Prompt:
For the records below, give the number of lines that include the string "true". Nothing else belongs in the answer.

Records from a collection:
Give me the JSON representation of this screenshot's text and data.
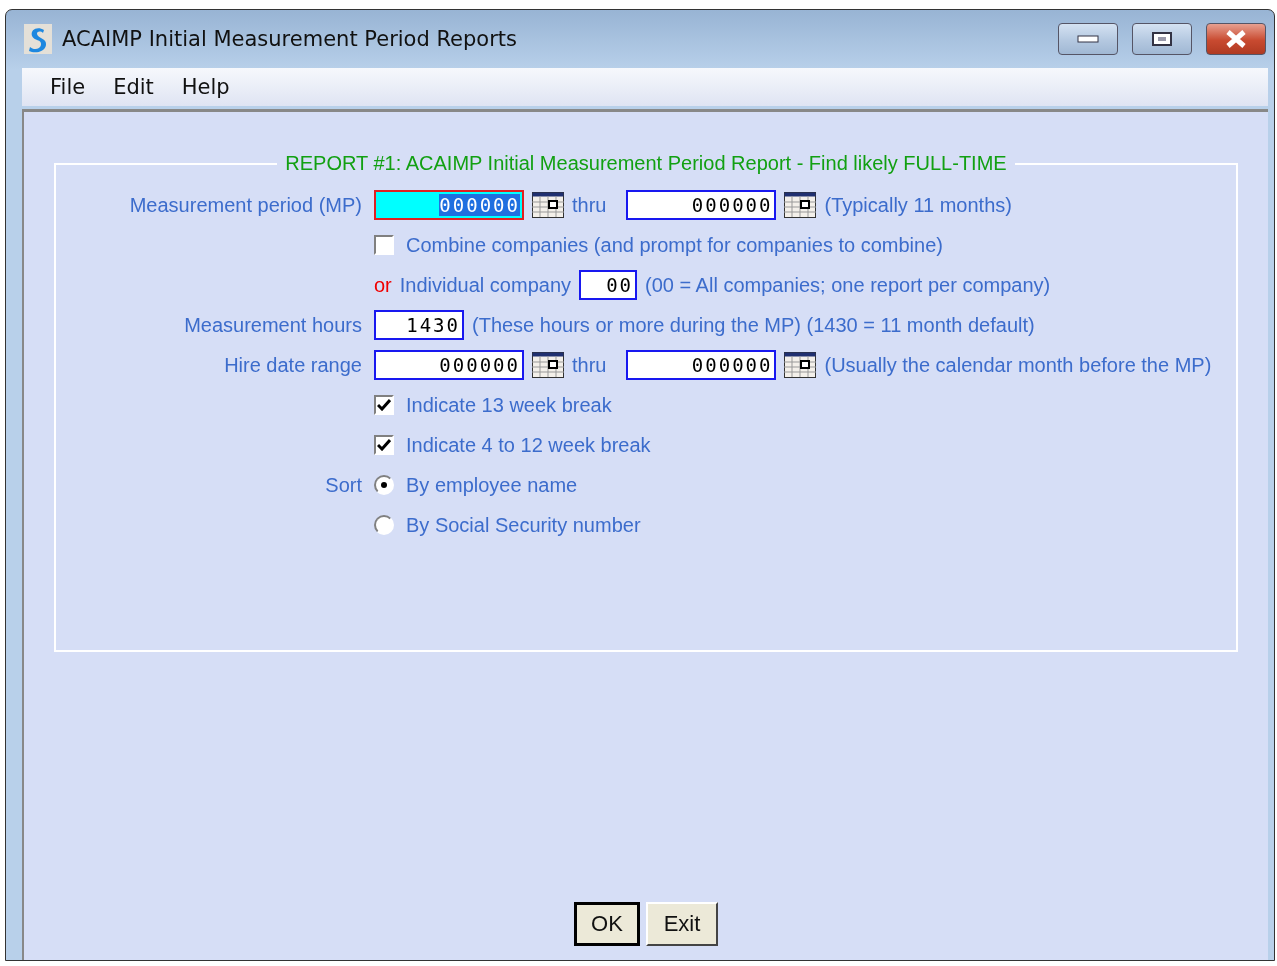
{
  "window": {
    "title": "ACAIMP Initial Measurement Period Reports"
  },
  "menu": [
    {
      "label": "File"
    },
    {
      "label": "Edit"
    },
    {
      "label": "Help"
    }
  ],
  "report": {
    "title": "REPORT #1: ACAIMP Initial Measurement Period Report - Find likely FULL-TIME",
    "measurement_period": {
      "label": "Measurement period (MP)",
      "from": {
        "value": "000000",
        "focused": true
      },
      "thru_label": "thru",
      "to": {
        "value": "000000",
        "focused": false
      },
      "note": "(Typically 11 months)"
    },
    "combine": {
      "label": "Combine companies (and prompt for companies to combine)",
      "checked": false
    },
    "individual": {
      "or_label": "or",
      "label": "Individual company",
      "value": "00",
      "note": "(00 = All companies; one report per company)"
    },
    "hours": {
      "label": "Measurement hours",
      "value": "1430",
      "note": "(These hours or more during the MP) (1430 = 11 month default)"
    },
    "hire_date": {
      "label": "Hire date range",
      "from": {
        "value": "000000",
        "focused": false
      },
      "thru_label": "thru",
      "to": {
        "value": "000000",
        "focused": false
      },
      "note": "(Usually the calendar month before the MP)"
    },
    "checks": [
      {
        "label": "Indicate 13 week break",
        "checked": true
      },
      {
        "label": "Indicate 4 to 12 week break",
        "checked": true
      }
    ],
    "sort": {
      "label": "Sort",
      "options": [
        {
          "label": "By employee name",
          "selected": true
        },
        {
          "label": "By Social Security number",
          "selected": false
        }
      ]
    }
  },
  "buttons": [
    {
      "label": "OK",
      "default": true
    },
    {
      "label": "Exit",
      "default": false
    }
  ]
}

Expected answer:
5